PREDATORS:
Orcas/ killer whales are the only natural predator of fin whales.

DID YOU KNOW?
Fin whales have asymmetrical coloration. The right side of their jaw is white while the left side is dark. The abrupt contrast between the dark and light parts of the fin whales right jaw may startle prey into a tighter cluster when the whale hunts.

Fin whales are nicknamed the “greyhounds of the sea” and can reach speeds of 23 mph (37 kph) for short bursts of time.


Minke Whale
Balaenoptera acutorostrata

Minke whale

DESCRIPTION:

These small, baleen whales are sleek with a v-shaped head. They are mostly black with light chevron-shaped gray markings and a white belly and a white band on each flipper. They also have a pronounced, falcate (curved back) dorsal fin dorsal fin. Adults are about 26 to33 feet (8 to 10 meters) long and weigh up to 10 tons (9,072 kilograms). Females grow larger than males.

RANGE & HABITAT:
Minke whales are found in all oceans worldwide, although they are rare in the tropics.

DIET:
Minke whales are carnivores—they only eat meat. They use their baleen to strain large amounts of tiny clustered prey including krill (a shrimp-like crustacean) and small schooling fishes out of the water.

REPRODUCTION:
Females give birth to a single calf (baby), which is nursed for about 6 months.

BEHAVIOR:
Minke whales are usually found by themselves, but occasionally travel in small groups of 2 to 6 whales. Occasionally they are seen in small groups of up to 4 whales. Some minkes are curious and will approach boats while others can be shy and difficult to spot. Minke whales occasionally breach.

PREDATORS:
Orcas/ killer whales are the only natural predator of minke whales.

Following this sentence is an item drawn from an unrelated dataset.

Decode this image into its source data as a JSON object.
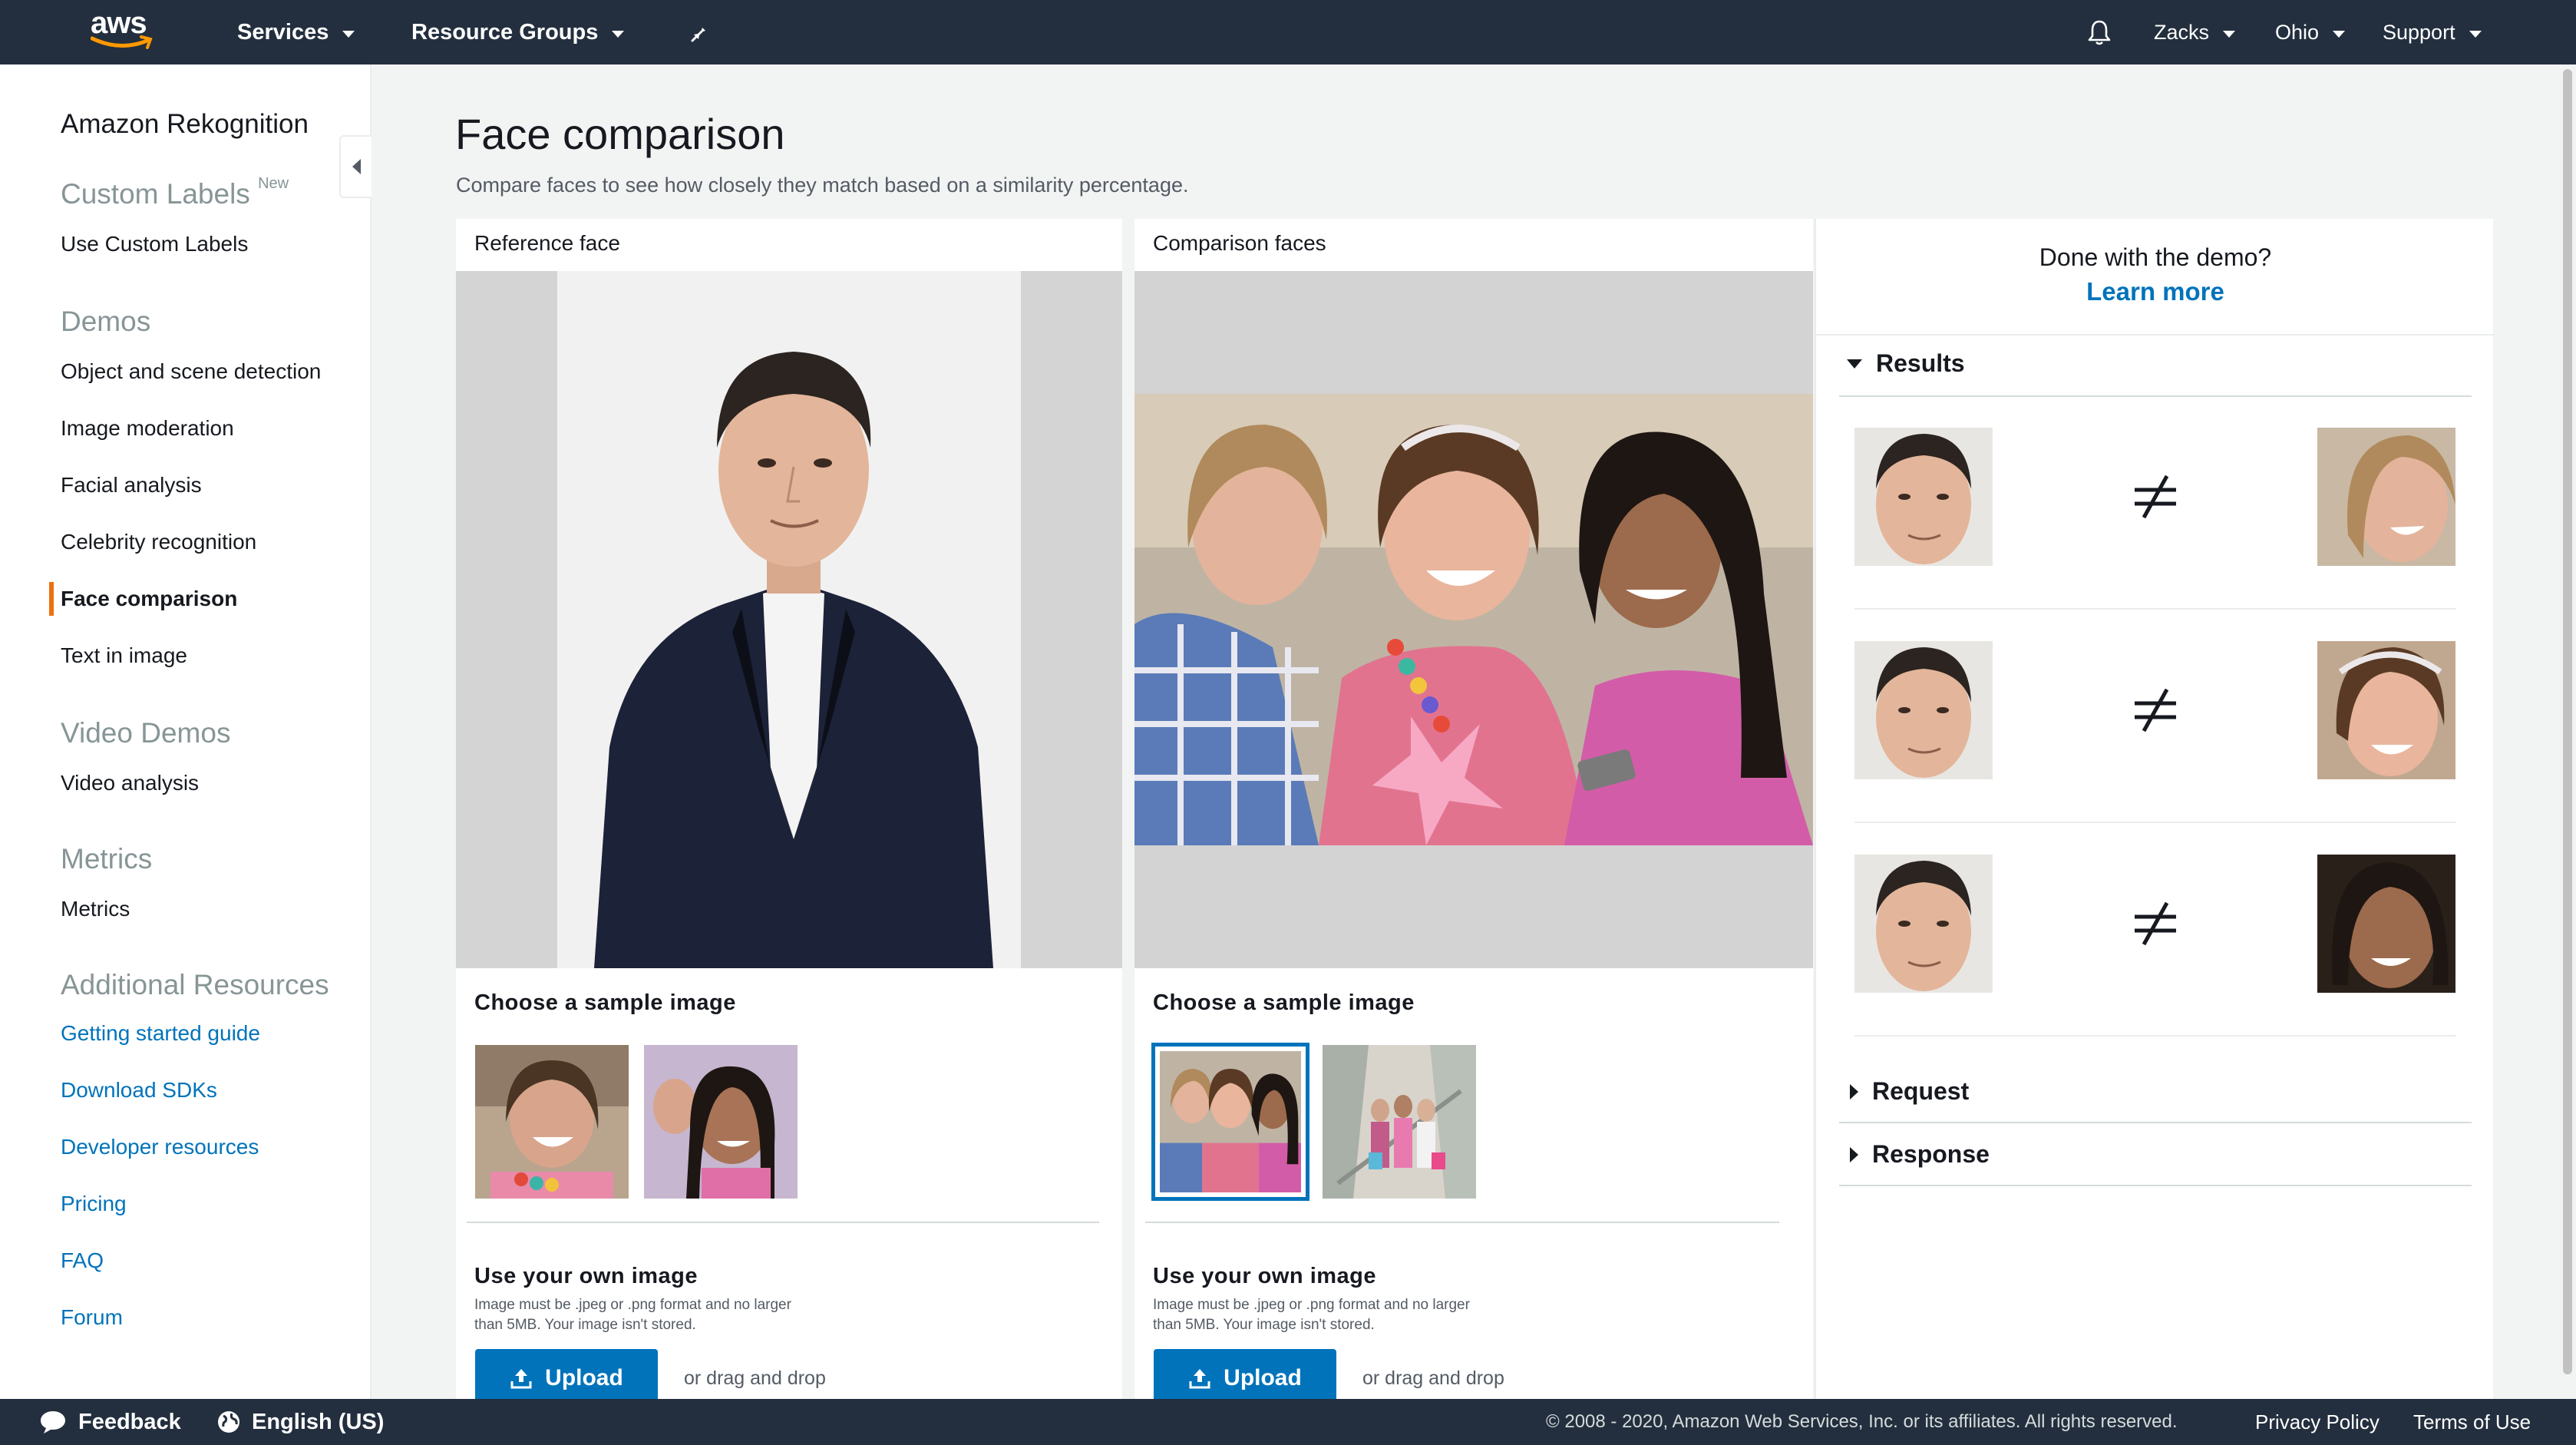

DID YOU KNOW?
The white bands on the minke whale’s flippers are called “minke mittens”. These minke mittens may be used to startle and concentrate prey while the whale is hunting.